Friday, November 26, 2010

In the Christmas Spirit

I put myself through college and grad school by working in bookstores. Some day I should write a book about it. All the ridiculous questions. ("Do you have A Hundred Years of Solid Food?" All the silly customers. ("Do you have that book with the red cover?")

But working retail during the Christmas season has a way of making you hate Christmas. When I stopped managing bookstores I told myself that I'd never set foot in a store between Thanksgiving and Christmas. For the most part, I've been able to keep that vow. I'm almost always done with my shopping by T-day. This year I'm not but I've got an easier task. For the first time ever were drawing names for Christmas rather than everybody buying gifts for everybody else. To which I can only say "thank goodness!"

For one thing we really can't afford to spend a lot. For another, I really don't want more crap from my family. Typically the crap in question goes from my mom's house (where we open gifts) into my car. The car pulls into my garage, we open the trunk, take out the crap, and it goes immediately into the Salvation Army bag. It never even makes it into the house.

Husband and I have vowed to cut back on each other -- which makes me sad as I like nothing better than buying him gifts. But being broke means I can't spoil him the way he deserves.

But I'm already getting into the Christmas mood, which is rare for me. We're going to get our tree this weekend. I've already ordered a few small things for Husband. Our neighbors spent the afternoon putting up lights so from where I sit I can already see a little bit of holiday cheer.
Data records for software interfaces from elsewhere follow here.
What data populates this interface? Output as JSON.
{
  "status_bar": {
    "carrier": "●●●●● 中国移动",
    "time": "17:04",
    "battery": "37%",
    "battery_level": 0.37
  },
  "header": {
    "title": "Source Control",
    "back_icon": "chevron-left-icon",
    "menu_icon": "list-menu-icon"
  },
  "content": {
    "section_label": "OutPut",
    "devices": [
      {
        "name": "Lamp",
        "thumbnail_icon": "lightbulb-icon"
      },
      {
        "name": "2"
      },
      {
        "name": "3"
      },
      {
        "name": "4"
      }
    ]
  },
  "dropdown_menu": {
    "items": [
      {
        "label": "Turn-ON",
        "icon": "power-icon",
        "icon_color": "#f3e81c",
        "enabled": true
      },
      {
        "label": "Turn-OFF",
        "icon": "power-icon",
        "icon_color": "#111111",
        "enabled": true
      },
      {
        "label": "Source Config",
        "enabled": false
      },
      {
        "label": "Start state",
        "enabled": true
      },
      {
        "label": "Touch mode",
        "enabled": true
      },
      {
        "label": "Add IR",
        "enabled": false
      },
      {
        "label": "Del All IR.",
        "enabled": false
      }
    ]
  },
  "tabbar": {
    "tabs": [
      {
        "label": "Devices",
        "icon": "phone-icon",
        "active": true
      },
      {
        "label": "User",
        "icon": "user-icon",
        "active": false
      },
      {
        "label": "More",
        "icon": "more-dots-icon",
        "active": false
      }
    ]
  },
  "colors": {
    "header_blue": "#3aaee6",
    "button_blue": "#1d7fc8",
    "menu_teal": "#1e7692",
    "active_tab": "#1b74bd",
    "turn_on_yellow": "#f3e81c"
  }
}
And the first Christmas card arrived today. It's from the shelter where I volunteer and one thing they do, which I love, is that the cards are signed by about 5 of the employees. It's not an impersonal card it has little hand-written notes from the heads of various departments so it says things like "thanks for your work in the kitten nursery" or "it was great to see you at the last adoption fair." So it makes it feel like they know who I am and that my work is actually appreciated.

That, plus leftovers from yesterday's yummy dinner at my brother's, has put me in a very happy mood.


Duke said...

I wonder how many christmas gifts go directly to the trash, attic, or goodwill? Probably 90% or more. Most presents are little items costing a few dollars and if we wanted and/or needed them we'd have bought it ourselves. So by definition we're buying stuff no one wants.

It's the thought that counts I guess. Whatever that means.

Linda Myers said...

We give gifts only to our grandchildren. It has made the season much easier.

Murr Brewster said...

I've always made all my presents, even spending as much as 50-60 hours on a single one, and I've consequently enjoyed Christmas more than most people. When I retired I thought I'd have all this time to make presents, but this year I told everyone the deal was off. I was so wrapped up with writing my book and blog that my creative spark was all filled up, and I had nothing left over. Everyone's taking it well except my sister. I guess I can make ONE.

Kittie Howard said...

That place that serves drinks in test tubes -- we have reservations for New Year's Eve! A bit of howling awaits, lordy, lordy!